chief software architect and chairman Bill Gates who gave the keynote at the Tokyo Game Show Friday, has been shooting his mouth off there about the wonders of the company's new Xbox video game console. But the chatty Gates was noticeably mute when asked about the company's earnings outlook for the second half of its current fiscal year, ending June 30.
Gates declined to say Friday whether the tumbling U.S. economy would cause Microsoft to warn that it would miss revenue and earning projections, as it did last quarter for the first time in a decade. Microsoft trimmed projections in January, saying profits for the third quarter, ended March 31, would come in at 42 cents to 43 cents a share, off up to 2 cents per share from analysts' estimates. Microsoft is expected to earn 43 cents per share in the June quarter and 45 cents in the September quarter.

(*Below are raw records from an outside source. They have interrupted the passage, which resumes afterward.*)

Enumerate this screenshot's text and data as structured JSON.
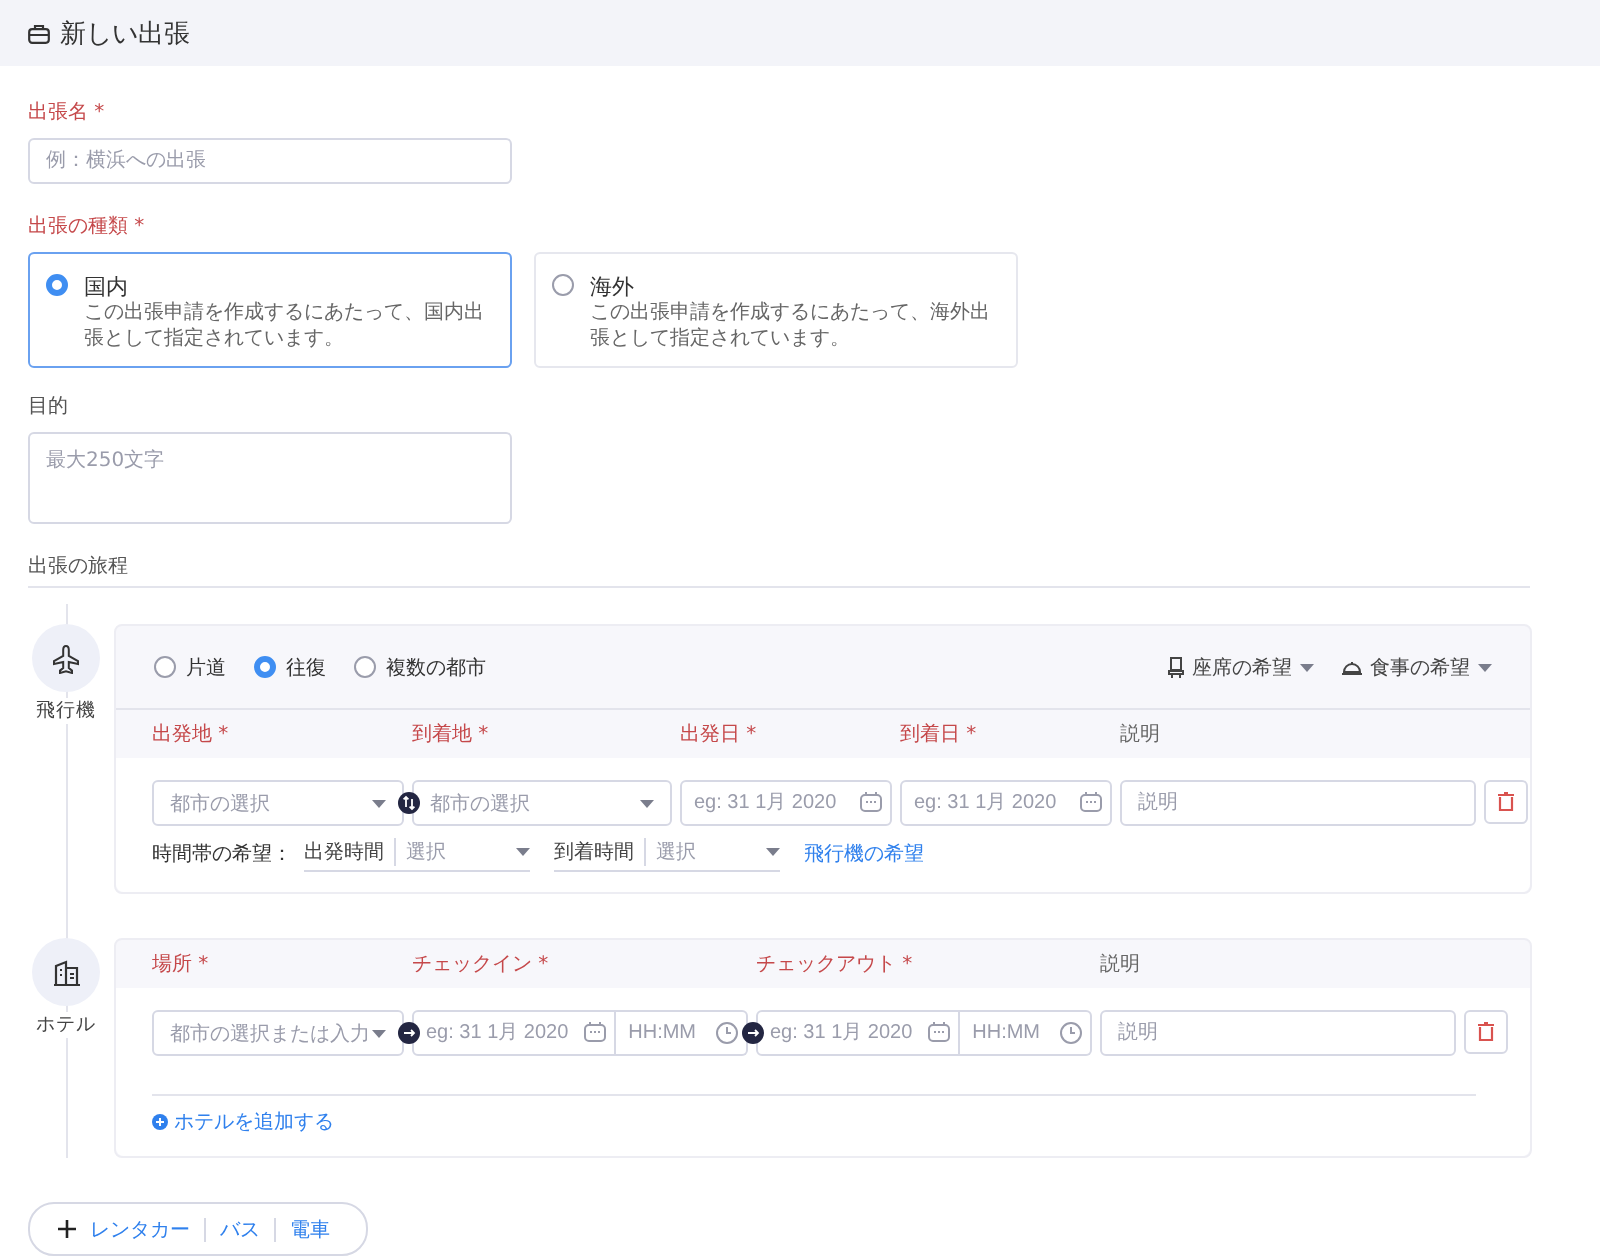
{
  "header": {
    "title": "新しい出張"
  },
  "trip_name": {
    "label": "出張名 *",
    "required": true,
    "placeholder": "例：横浜への出張"
  },
  "trip_type": {
    "label": "出張の種類 *",
    "required": true,
    "options": [
      {
        "title": "国内",
        "description": "この出張申請を作成するにあたって、国内出張として指定されています。",
        "selected": true
      },
      {
        "title": "海外",
        "description": "この出張申請を作成するにあたって、海外出張として指定されています。",
        "selected": false
      }
    ]
  },
  "purpose": {
    "label": "目的",
    "required": false,
    "placeholder": "最大250文字"
  },
  "itinerary": {
    "heading": "出張の旅程",
    "segments": [
      {
        "kind": "flight",
        "label": "飛行機",
        "trip_options": [
          {
            "label": "片道",
            "selected": false
          },
          {
            "label": "往復",
            "selected": true
          },
          {
            "label": "複数の都市",
            "selected": false
          }
        ],
        "preferences": [
          {
            "kind": "seat",
            "label": "座席の希望"
          },
          {
            "kind": "meal",
            "label": "食事の希望"
          }
        ],
        "columns": [
          {
            "label": "出発地 *",
            "required": true
          },
          {
            "label": "到着地 *",
            "required": true
          },
          {
            "label": "出発日 *",
            "required": true
          },
          {
            "label": "到着日 *",
            "required": true
          },
          {
            "label": "説明",
            "required": false
          }
        ],
        "fields": [
          {
            "kind": "select",
            "placeholder": "都市の選択"
          },
          {
            "kind": "select",
            "placeholder": "都市の選択"
          },
          {
            "kind": "date",
            "placeholder": "eg: 31 1月 2020"
          },
          {
            "kind": "date",
            "placeholder": "eg: 31 1月 2020"
          },
          {
            "kind": "text",
            "placeholder": "説明"
          }
        ],
        "time_preference": {
          "label": "時間帯の希望：",
          "selects": [
            {
              "label": "出発時間",
              "placeholder": "選択"
            },
            {
              "label": "到着時間",
              "placeholder": "選択"
            }
          ],
          "link": "飛行機の希望"
        }
      },
      {
        "kind": "hotel",
        "label": "ホテル",
        "columns": [
          {
            "label": "場所 *",
            "required": true
          },
          {
            "label": "チェックイン *",
            "required": true
          },
          {
            "label": "チェックアウト *",
            "required": true
          },
          {
            "label": "説明",
            "required": false
          }
        ],
        "fields": [
          {
            "kind": "select",
            "placeholder": "都市の選択または入力"
          },
          {
            "kind": "datetime",
            "placeholder": "eg: 31 1月 2020",
            "time_placeholder": "HH:MM"
          },
          {
            "kind": "datetime",
            "placeholder": "eg: 31 1月 2020",
            "time_placeholder": "HH:MM"
          },
          {
            "kind": "text",
            "placeholder": "説明"
          }
        ],
        "add_link": "ホテルを追加する"
      }
    ]
  },
  "add_transport": {
    "items": [
      "レンタカー",
      "バス",
      "電車"
    ]
  }
}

``Whatever goes on in the economy will affect our sales like any other company,'' Gates told
news service in an interview.
Hardly. Microsoft is more vulnerable than other companies because so much of its revenue is tied to consumer PC demand, and corporate IT spending, both of which have gotten walloped in recent weeks. And with most major tech players, like
, projecting weaker earnings growth, it's hard for many to imagine that Microsoft will escape the same fate.
And that, after all, is the news of more immediate interest to buyers. As one frustrated 'Softee investor posted on a message board: "I don't have any money left to buy the stupid Xbox!"